Seth Jones’s story is a fairly well known one among hockey fans: born to former NBAer Popeye Jones, Seth first picked up hockey while living in Denver, and honed his game playing youth hockey in Texas. The NTDPer has already spent two years with the program, and because he missed the NHL draft cutoff by just over a month he will have to spend his draft year somewhere else.
That place, he announced on twitter, is with the Portland Winterhawks of the WHL. Jones was taken by Everett in the first round of the WHL bantam draft in 2009, but had made it known that had he had the choice between reporting to Everett or playing college hockey, he was going to go to North Dakota. That allowed Everett to trade his rights to Portland, where Jones will spend his draft eligible year.
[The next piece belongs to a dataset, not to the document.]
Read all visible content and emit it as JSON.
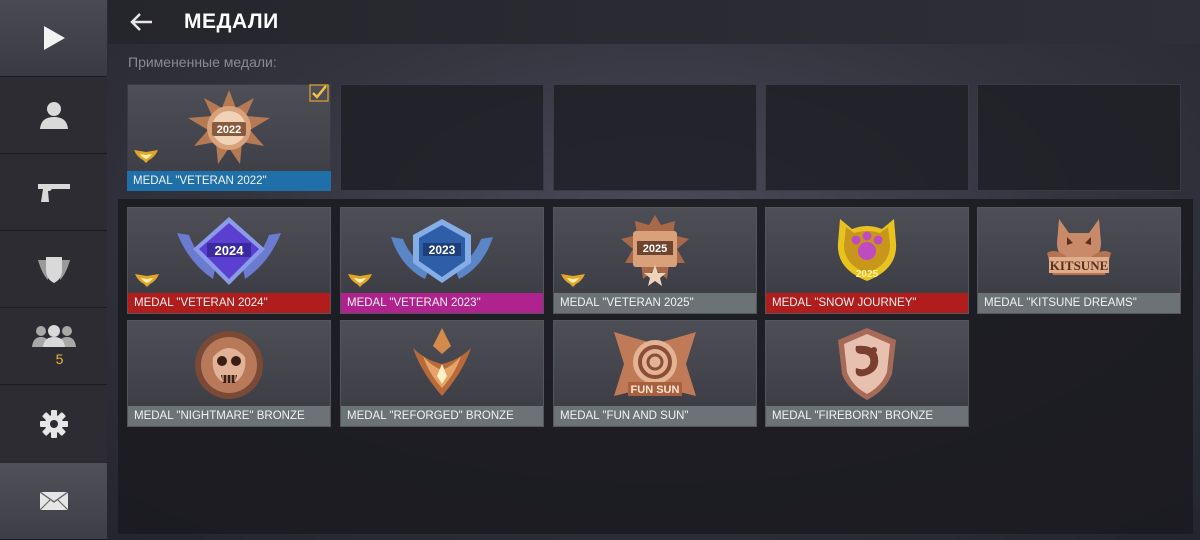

By all accounts, Jones should do quite well in Portland. He stands about 6’3″ and is a little over 200 pounds with room to get bigger. He skates tremendously well and can play well in his own zone plus has tremendous offensive upside. He’ll battle QMJHL forward Nathan MacKinnon in the race to be the #1 overall pick, and while I’d take MacKinnon because I tend to favor forwards, there’s no doubt that Jones is a potentially elite defenseman, and one of the best American prospects in quite some time.
Though this is a college hockey site, I think he probably made the correct call in choosing Portland. Though he could probably benefit from a college weight program, it probably does him better to go out and dominate young kids in the WHL and play in a ton of games before heading to the NHL than it would for him to struggle with the more physical aspects of college hockey (and I think it’s fair to say that an 18 year old, no matter how talented, would struggle physically playing against men). It’s important to reiterate, though, that Jones would fare well regardless of the path he chose. By all accounts he is as smart and humble and hardworking as he is talented. And his pre-decision actions, personally visiting Everett, Portland and Grand Forks before making his decision, certainly bear that out. This is one of the rare prospects that the college game will be worse off for not getting a chance to experience, but also one of the rare prospects whom you can’t blame for making the decision he did, even as biased as we college fans can be.